**Problem to work on**:
Each entry that follows is to be retyped exactly. Pictures do not belong in the copy.

(App and web page records)
--- START ---
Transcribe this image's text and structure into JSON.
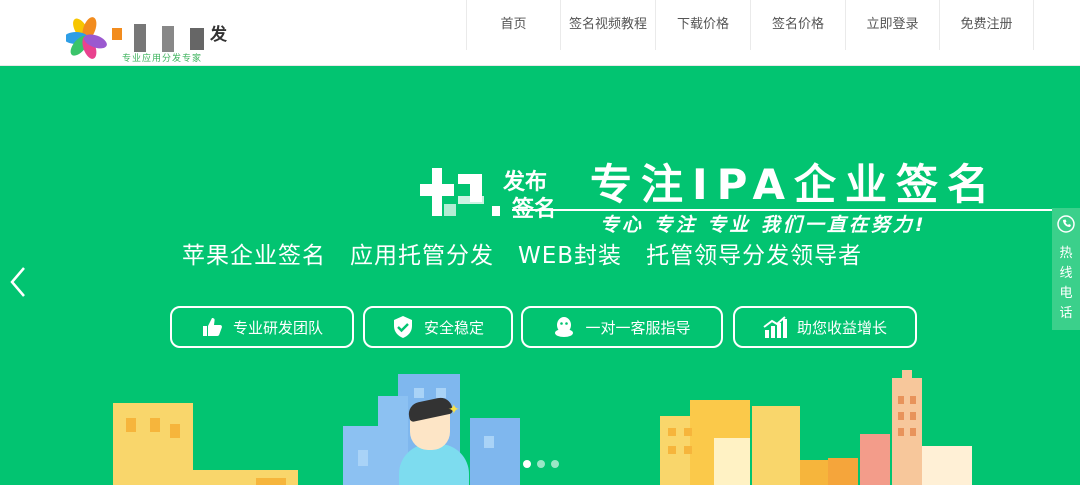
{
  "header": {
    "logo_text": "发",
    "logo_slogan": "专业应用分发专家",
    "nav": [
      "首页",
      "签名视频教程",
      "下载价格",
      "签名价格",
      "立即登录",
      "免费注册"
    ]
  },
  "hero": {
    "badge_text": [
      "发布",
      "签名"
    ],
    "title": "专注IPA企业签名",
    "tagline": "专心 专注 专业 我们一直在努力!",
    "services": [
      "苹果企业签名",
      "应用托管分发",
      "WEB封装",
      "托管领导分发领导者"
    ],
    "buttons": [
      "专业研发团队",
      "安全稳定",
      "一对一客服指导",
      "助您收益增长"
    ]
  },
  "hotline": {
    "label": [
      "热",
      "线",
      "电",
      "话"
    ]
  },
  "carousel": {
    "dots": 3,
    "active": 0
  },
  "colors": {
    "hero_bg": "#02c471",
    "accent": "#3db35c"
  }
}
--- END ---
**Solution to this problem**:
Transcribe this image's text and structure into JSON.
{
  "header": {
    "logo_text": "发",
    "logo_slogan": "专业应用分发专家",
    "nav": [
      "首页",
      "签名视频教程",
      "下载价格",
      "签名价格",
      "立即登录",
      "免费注册"
    ]
  },
  "hero": {
    "badge_text": [
      "发布",
      "签名"
    ],
    "title": "专注IPA企业签名",
    "tagline": "专心 专注 专业 我们一直在努力!",
    "services": [
      "苹果企业签名",
      "应用托管分发",
      "WEB封装",
      "托管领导分发领导者"
    ],
    "buttons": [
      "专业研发团队",
      "安全稳定",
      "一对一客服指导",
      "助您收益增长"
    ]
  },
  "hotline": {
    "label": [
      "热",
      "线",
      "电",
      "话"
    ]
  },
  "carousel": {
    "dots": 3,
    "active": 0
  },
  "colors": {
    "hero_bg": "#02c471",
    "accent": "#3db35c"
  }
}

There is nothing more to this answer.